Starting at the top line and ending at the bottom one, repeat the entries exactly and drop every picture.

─── DATA TO PROCESS ───

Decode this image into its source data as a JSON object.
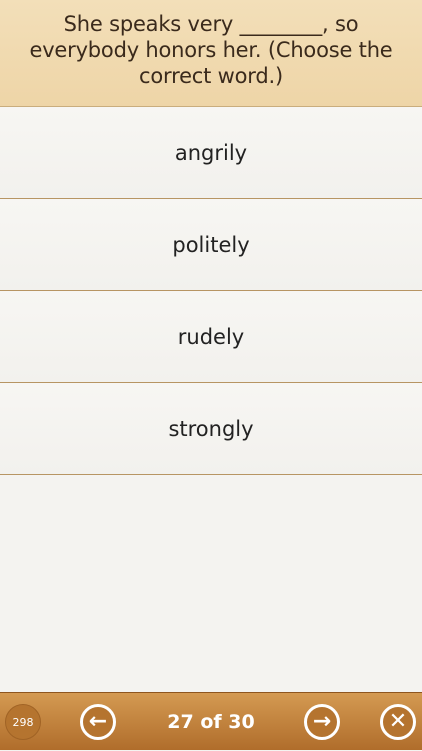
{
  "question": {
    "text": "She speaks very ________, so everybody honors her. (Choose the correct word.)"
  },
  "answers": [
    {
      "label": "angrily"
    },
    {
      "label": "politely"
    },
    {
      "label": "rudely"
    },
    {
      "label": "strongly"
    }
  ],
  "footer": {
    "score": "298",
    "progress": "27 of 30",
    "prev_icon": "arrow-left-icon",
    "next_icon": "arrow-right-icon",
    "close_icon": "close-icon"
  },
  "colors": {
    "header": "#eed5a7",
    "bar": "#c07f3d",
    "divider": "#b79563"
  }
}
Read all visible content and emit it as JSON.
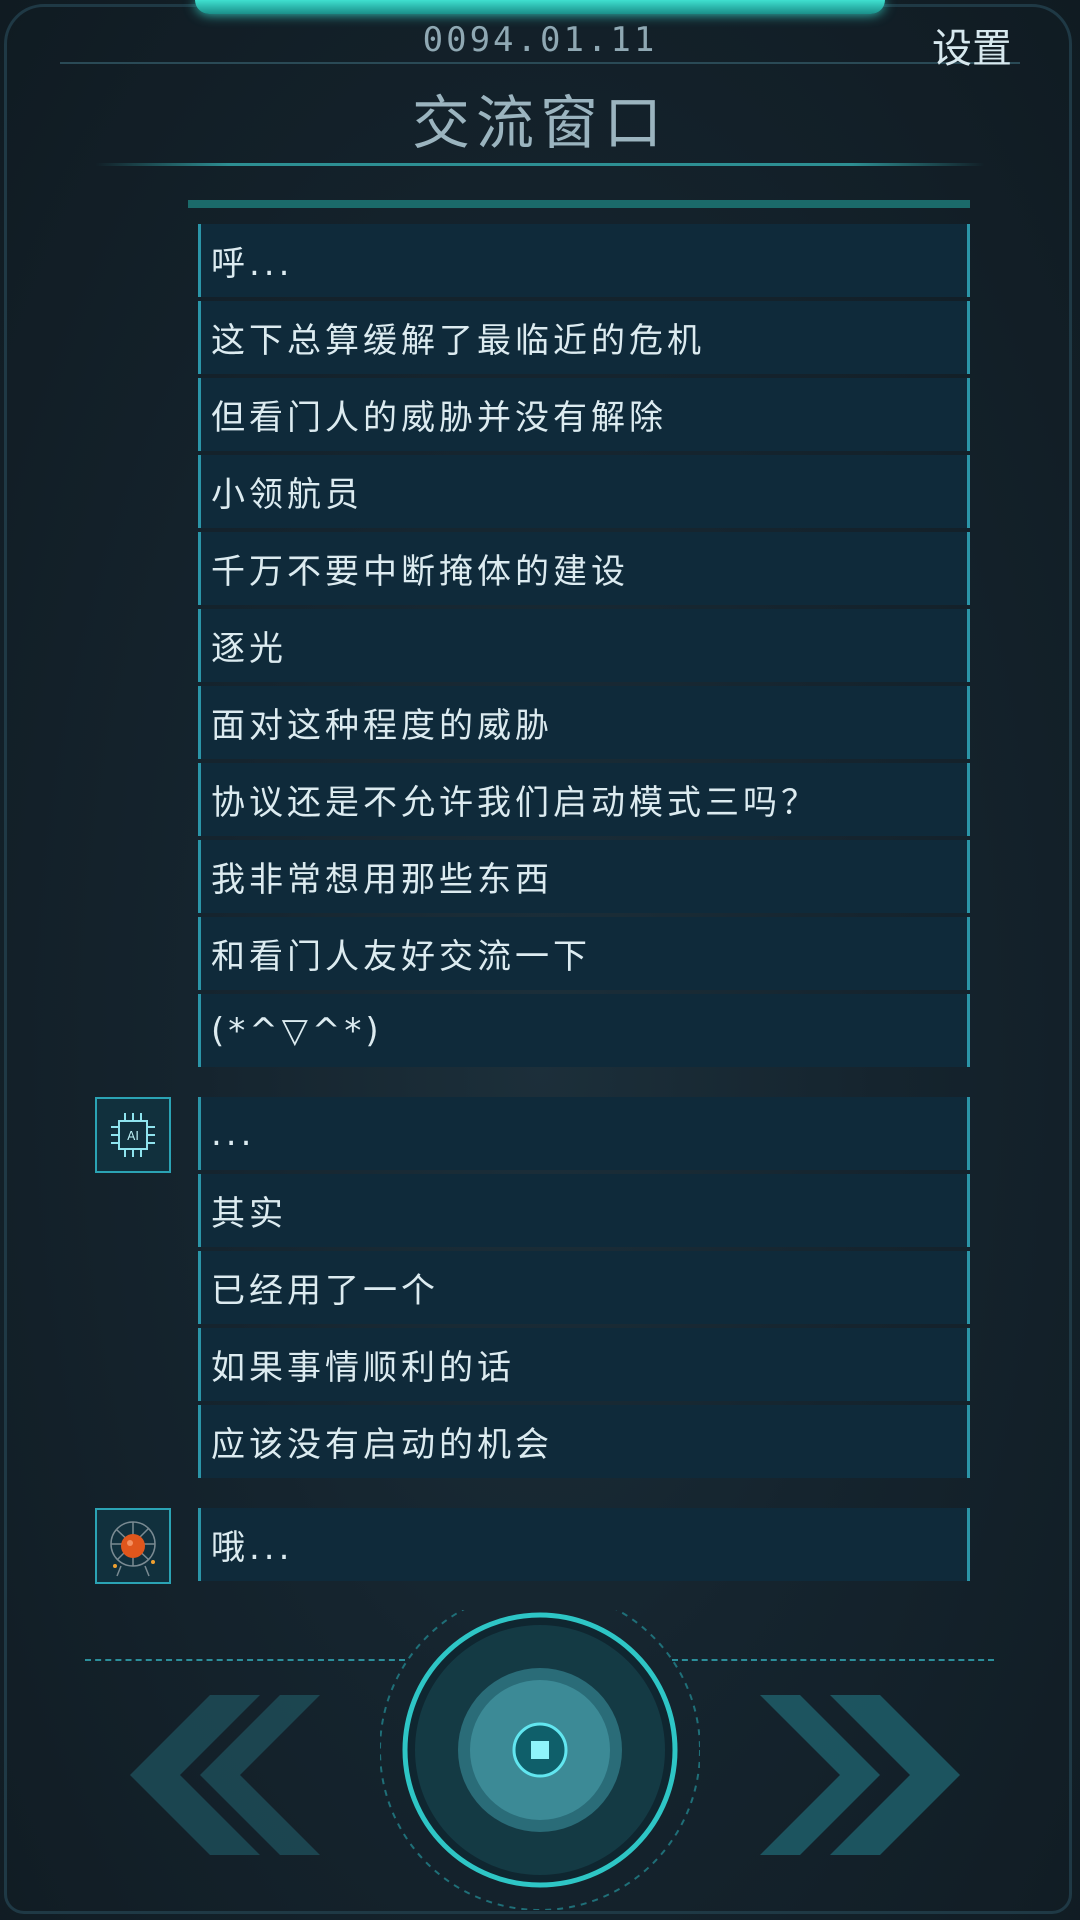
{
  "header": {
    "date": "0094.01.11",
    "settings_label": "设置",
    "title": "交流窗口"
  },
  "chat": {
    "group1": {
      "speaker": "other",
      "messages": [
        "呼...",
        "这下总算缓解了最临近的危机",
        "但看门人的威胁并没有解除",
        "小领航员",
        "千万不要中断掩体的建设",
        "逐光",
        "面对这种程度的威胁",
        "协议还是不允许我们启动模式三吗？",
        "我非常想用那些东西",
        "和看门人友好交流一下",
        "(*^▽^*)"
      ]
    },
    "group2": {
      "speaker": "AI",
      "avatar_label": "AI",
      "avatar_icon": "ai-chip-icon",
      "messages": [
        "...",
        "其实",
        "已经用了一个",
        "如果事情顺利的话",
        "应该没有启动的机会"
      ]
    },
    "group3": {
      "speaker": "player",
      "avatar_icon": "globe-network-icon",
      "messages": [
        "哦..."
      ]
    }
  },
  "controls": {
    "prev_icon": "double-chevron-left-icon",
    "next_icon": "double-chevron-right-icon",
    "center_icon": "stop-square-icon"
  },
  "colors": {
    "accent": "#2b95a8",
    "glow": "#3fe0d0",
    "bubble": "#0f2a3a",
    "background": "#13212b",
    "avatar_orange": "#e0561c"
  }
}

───

**SOLUTION**
Decode this image into its source data as a JSON object.
{
  "question": {
    "text": "She speaks very ________, so everybody honors her. (Choose the correct word.)"
  },
  "answers": [
    {
      "label": "angrily"
    },
    {
      "label": "politely"
    },
    {
      "label": "rudely"
    },
    {
      "label": "strongly"
    }
  ],
  "footer": {
    "score": "298",
    "progress": "27 of 30",
    "prev_icon": "arrow-left-icon",
    "next_icon": "arrow-right-icon",
    "close_icon": "close-icon"
  },
  "colors": {
    "header": "#eed5a7",
    "bar": "#c07f3d",
    "divider": "#b79563"
  }
}
Read all visible content and emit it as JSON.
{
  "header": {
    "date": "0094.01.11",
    "settings_label": "设置",
    "title": "交流窗口"
  },
  "chat": {
    "group1": {
      "speaker": "other",
      "messages": [
        "呼...",
        "这下总算缓解了最临近的危机",
        "但看门人的威胁并没有解除",
        "小领航员",
        "千万不要中断掩体的建设",
        "逐光",
        "面对这种程度的威胁",
        "协议还是不允许我们启动模式三吗？",
        "我非常想用那些东西",
        "和看门人友好交流一下",
        "(*^▽^*)"
      ]
    },
    "group2": {
      "speaker": "AI",
      "avatar_label": "AI",
      "avatar_icon": "ai-chip-icon",
      "messages": [
        "...",
        "其实",
        "已经用了一个",
        "如果事情顺利的话",
        "应该没有启动的机会"
      ]
    },
    "group3": {
      "speaker": "player",
      "avatar_icon": "globe-network-icon",
      "messages": [
        "哦..."
      ]
    }
  },
  "controls": {
    "prev_icon": "double-chevron-left-icon",
    "next_icon": "double-chevron-right-icon",
    "center_icon": "stop-square-icon"
  },
  "colors": {
    "accent": "#2b95a8",
    "glow": "#3fe0d0",
    "bubble": "#0f2a3a",
    "background": "#13212b",
    "avatar_orange": "#e0561c"
  }
}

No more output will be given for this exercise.